> [PROBLEM REQUIREMENTS] Look through the material below and copy every line containing the word "content".

[[ RECORDS PROVIDED, beginning ]]

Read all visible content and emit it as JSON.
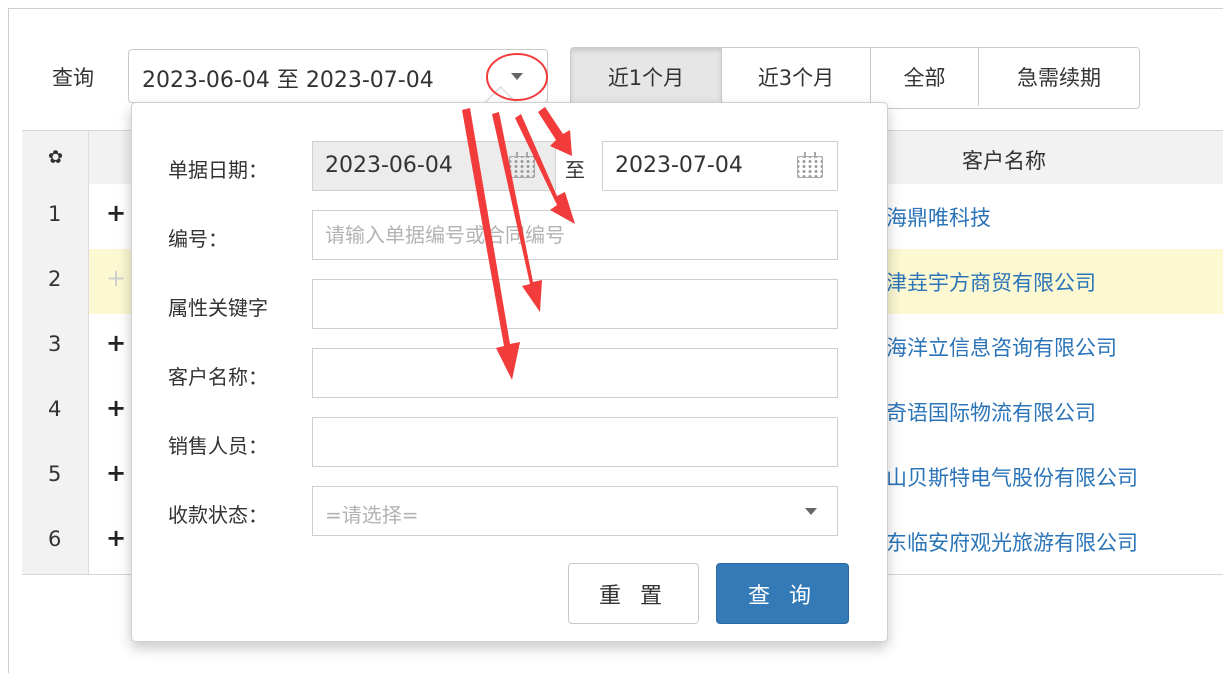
{
  "toolbar": {
    "query_label": "查询",
    "date_range": "2023-06-04 至 2023-07-04",
    "quick_ranges": [
      "近1个月",
      "近3个月",
      "全部",
      "急需续期"
    ],
    "active_quick_range": "近1个月"
  },
  "table": {
    "columns": {
      "customer": "客户名称"
    },
    "icons": {
      "settings": "gear-icon",
      "expand": "plus-icon"
    },
    "rows": [
      {
        "num": "1",
        "expand": "+",
        "customer": "海鼎唯科技"
      },
      {
        "num": "2",
        "expand": "+",
        "customer": "津垚宇方商贸有限公司"
      },
      {
        "num": "3",
        "expand": "+",
        "customer": "海洋立信息咨询有限公司"
      },
      {
        "num": "4",
        "expand": "+",
        "customer": "奇语国际物流有限公司"
      },
      {
        "num": "5",
        "expand": "+",
        "customer": "山贝斯特电气股份有限公司"
      },
      {
        "num": "6",
        "expand": "+",
        "customer": "东临安府观光旅游有限公司"
      }
    ]
  },
  "filter_popover": {
    "date_label": "单据日期：",
    "date_start": "2023-06-04",
    "date_sep": "至",
    "date_end": "2023-07-04",
    "number_label": "编号：",
    "number_placeholder": "请输入单据编号或合同编号",
    "number_value": "",
    "keyword_label": "属性关键字",
    "keyword_value": "",
    "customer_label": "客户名称：",
    "customer_value": "",
    "sales_label": "销售人员：",
    "sales_value": "",
    "status_label": "收款状态：",
    "status_selected": "=请选择=",
    "reset_label": "重 置",
    "search_label": "查 询"
  },
  "colors": {
    "primary": "#337ab7",
    "link": "#2b74b8",
    "highlight_row": "#fbf8d2",
    "annotation": "#f23b3b"
  }
}
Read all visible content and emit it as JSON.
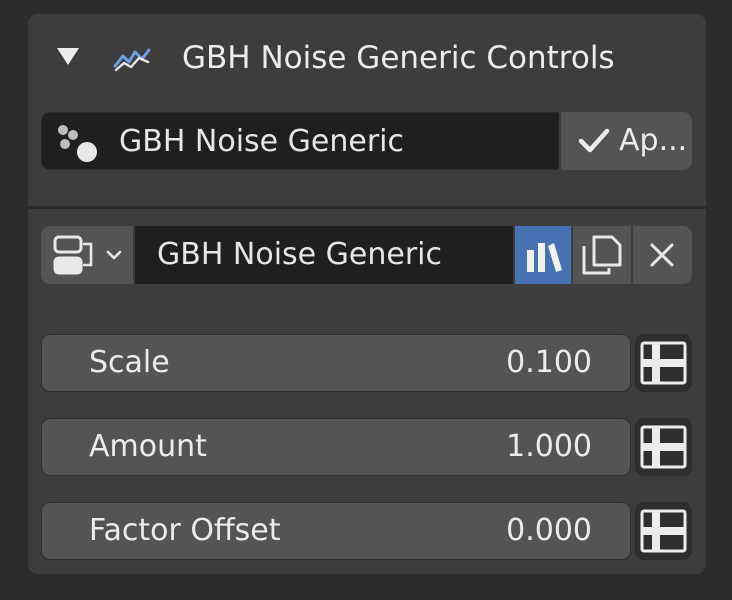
{
  "panel": {
    "title": "GBH Noise Generic Controls",
    "collapse_icon": "triangle-down-icon",
    "node_icon": "geometry-nodes-icon"
  },
  "modifier": {
    "name": "GBH Noise Generic",
    "icon": "modifier-dots-icon",
    "apply_label": "Ap...",
    "apply_icon": "checkmark-icon"
  },
  "node_group": {
    "name": "GBH Noise Generic",
    "browse_icon": "node-tree-browse-icon",
    "fake_user_icon": "fake-user-icon",
    "fake_user_active": true,
    "duplicate_icon": "duplicate-icon",
    "unlink_icon": "close-icon"
  },
  "properties": [
    {
      "label": "Scale",
      "value": "0.100"
    },
    {
      "label": "Amount",
      "value": "1.000"
    },
    {
      "label": "Factor Offset",
      "value": "0.000"
    }
  ],
  "colors": {
    "panel_bg": "#3d3d3d",
    "field_dark": "#1f1f1f",
    "button_bg": "#545454",
    "active_blue": "#4772b3",
    "text": "#e6e6e6"
  }
}
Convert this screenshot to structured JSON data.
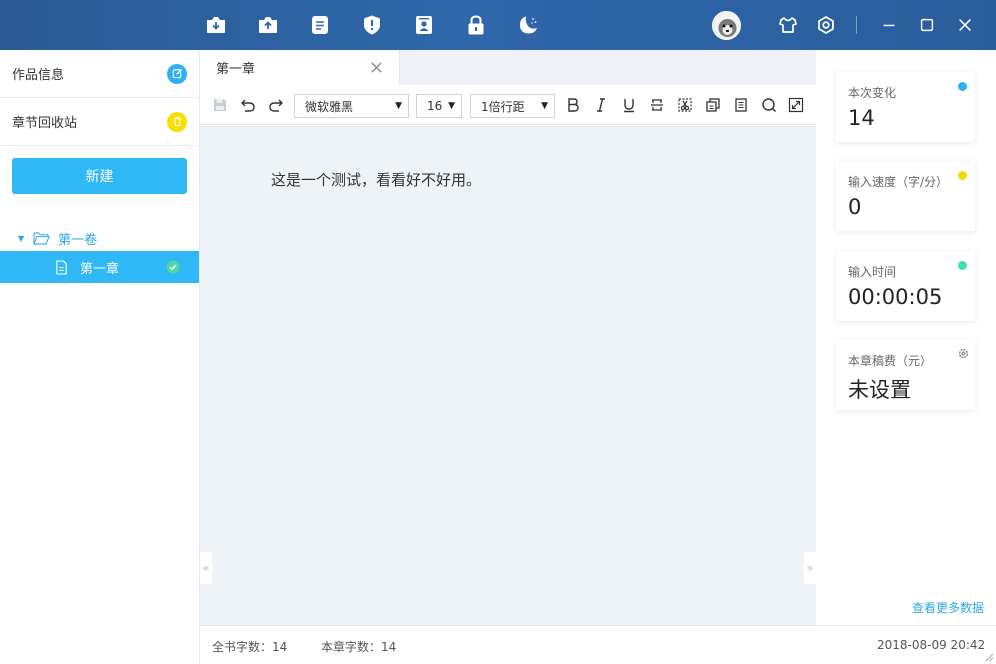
{
  "colors": {
    "accent": "#2fb8f5",
    "titlebar": "#2e68ab",
    "dot_change": "#2fb0f0",
    "dot_speed": "#f5d800",
    "dot_time": "#3ee0a8",
    "recycle_icon": "#f5e000"
  },
  "titlebar": {
    "icons": [
      "download-icon",
      "upload-icon",
      "document-icon",
      "shield-icon",
      "contacts-icon",
      "lock-icon",
      "night-mode-icon"
    ],
    "window_buttons": [
      "shirt-icon",
      "settings-icon",
      "minimize-icon",
      "maximize-icon",
      "close-icon"
    ]
  },
  "sidebar": {
    "work_info": "作品信息",
    "recycle_bin": "章节回收站",
    "new_button": "新建",
    "volume": "第一卷",
    "chapter": "第一章"
  },
  "tabs": [
    {
      "label": "第一章"
    }
  ],
  "toolbar": {
    "font_family": "微软雅黑",
    "font_size": "16",
    "line_spacing": "1倍行距"
  },
  "editor": {
    "content": "这是一个测试，看看好不好用。"
  },
  "statusbar": {
    "book_words": "全书字数：14",
    "chapter_words": "本章字数：14",
    "datetime": "2018-08-09 20:42"
  },
  "stats": {
    "change_label": "本次变化",
    "change_value": "14",
    "speed_label": "输入速度（字/分）",
    "speed_value": "0",
    "time_label": "输入时间",
    "time_value": "00:00:05",
    "fee_label": "本章稿费（元）",
    "fee_value": "未设置",
    "more_link": "查看更多数据"
  }
}
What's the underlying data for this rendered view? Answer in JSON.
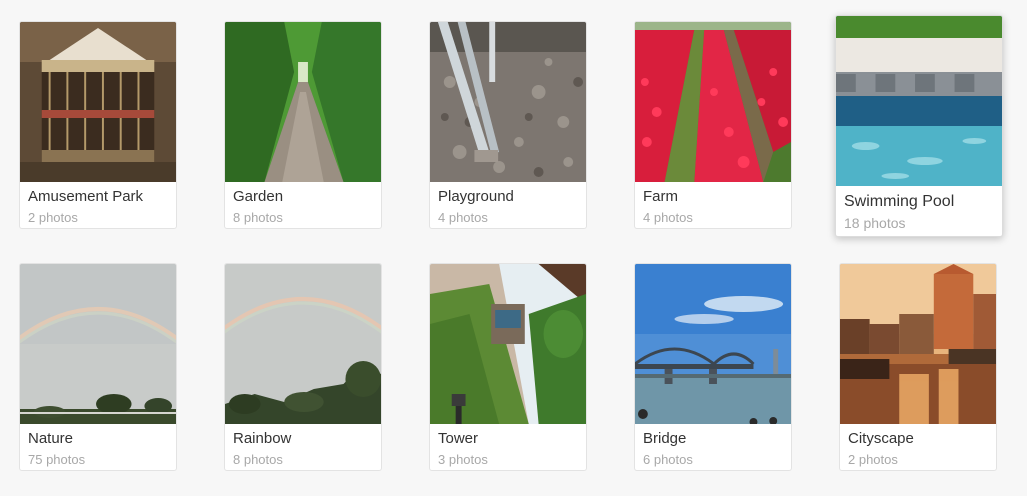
{
  "albums": [
    {
      "title": "Amusement Park",
      "count": "2 photos",
      "image": "carousel"
    },
    {
      "title": "Garden",
      "count": "8 photos",
      "image": "hedge-tunnel"
    },
    {
      "title": "Playground",
      "count": "4 photos",
      "image": "gravel-posts"
    },
    {
      "title": "Farm",
      "count": "4 photos",
      "image": "tulip-field"
    },
    {
      "title": "Swimming Pool",
      "count": "18 photos",
      "image": "pool-edge"
    },
    {
      "title": "Nature",
      "count": "75 photos",
      "image": "rainbow-sky"
    },
    {
      "title": "Rainbow",
      "count": "8 photos",
      "image": "rainbow-trees"
    },
    {
      "title": "Tower",
      "count": "3 photos",
      "image": "ivy-tower"
    },
    {
      "title": "Bridge",
      "count": "6 photos",
      "image": "arch-bridge"
    },
    {
      "title": "Cityscape",
      "count": "2 photos",
      "image": "canal-sunset"
    }
  ],
  "colors": {
    "background": "#f7f7f7",
    "card": "#ffffff",
    "title_text": "#333333",
    "count_text": "#a8a8a8"
  }
}
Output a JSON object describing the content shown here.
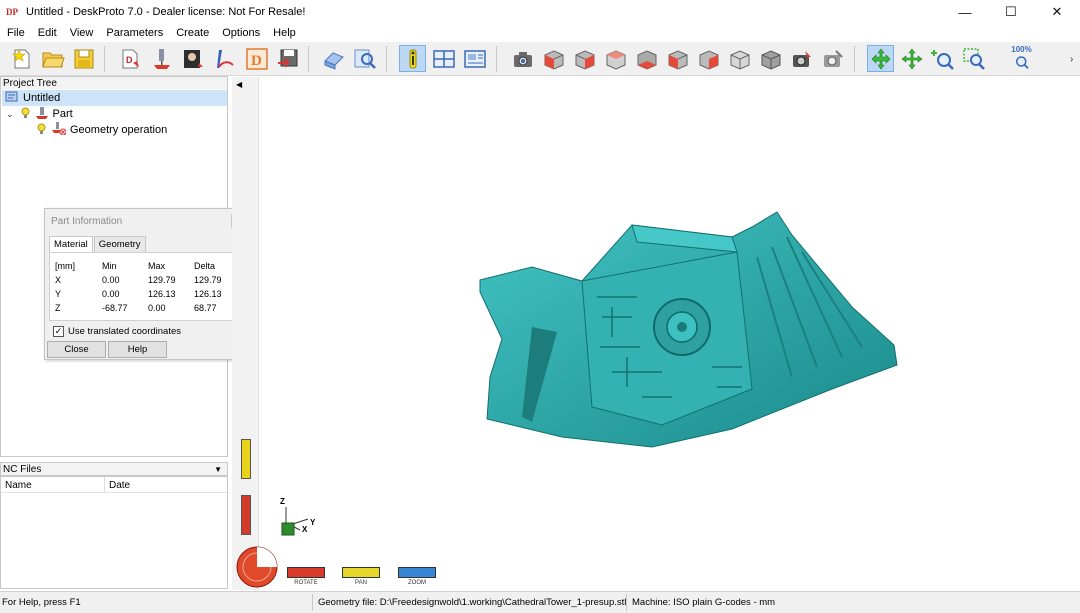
{
  "window": {
    "title": "Untitled - DeskProto 7.0 - Dealer license: Not For Resale!",
    "logo_text": "DP",
    "buttons": {
      "minimize": "—",
      "maximize": "☐",
      "close": "✕"
    }
  },
  "menu": [
    "File",
    "Edit",
    "View",
    "Parameters",
    "Create",
    "Options",
    "Help"
  ],
  "toolbar": {
    "zoom_label": "100%",
    "buttons": [
      "new-project",
      "open-project",
      "save-project",
      "load-part",
      "add-operation",
      "load-bitmap",
      "draw-vector",
      "create-3d",
      "save-nc",
      "simulation",
      "preview",
      "info",
      "split-view",
      "layout",
      "camera-view",
      "view-front",
      "view-back",
      "view-left",
      "view-right",
      "view-top",
      "view-bottom",
      "view-iso",
      "view-iso-2",
      "render",
      "render-2",
      "rotate-mode",
      "pan-mode",
      "zoom-mode",
      "zoom-window",
      "zoom-100"
    ]
  },
  "project_tree": {
    "header": "Project Tree",
    "items": [
      {
        "label": "Untitled",
        "level": 0,
        "selected": true
      },
      {
        "label": "Part",
        "level": 1
      },
      {
        "label": "Geometry operation",
        "level": 2
      }
    ]
  },
  "part_info": {
    "title": "Part Information",
    "tabs": [
      "Material",
      "Geometry"
    ],
    "active_tab": "Material",
    "columns": [
      "[mm]",
      "Min",
      "Max",
      "Delta"
    ],
    "rows": [
      {
        "axis": "X",
        "min": "0.00",
        "max": "129.79",
        "delta": "129.79"
      },
      {
        "axis": "Y",
        "min": "0.00",
        "max": "126.13",
        "delta": "126.13"
      },
      {
        "axis": "Z",
        "min": "-68.77",
        "max": "0.00",
        "delta": "68.77"
      }
    ],
    "checkbox_label": "Use translated coordinates",
    "checkbox_checked": true,
    "close_label": "Close",
    "help_label": "Help"
  },
  "nc_files": {
    "header": "NC Files",
    "columns": [
      "Name",
      "Date"
    ]
  },
  "viewport": {
    "model_color": "#2aa7a7",
    "axes": {
      "z": "Z",
      "y": "Y",
      "x": "X"
    },
    "controls": [
      {
        "label": "ROTATE",
        "color": "#d9392b"
      },
      {
        "label": "PAN",
        "color": "#e6d82a"
      },
      {
        "label": "ZOOM",
        "color": "#3a86d6"
      }
    ]
  },
  "status": {
    "help": "For Help, press F1",
    "geometry_file": "Geometry file: D:\\Freedesignwold\\1.working\\CathedralTower_1-presup.stl",
    "machine": "Machine: ISO plain G-codes - mm"
  }
}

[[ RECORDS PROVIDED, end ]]

> [THE ANSWER]
Read all visible content and emit it as JSON.
Read all visible content and emit it as JSON.
    "content": "这是一个测试，看看好不好用。"
Output a JSON object describing the content shown here.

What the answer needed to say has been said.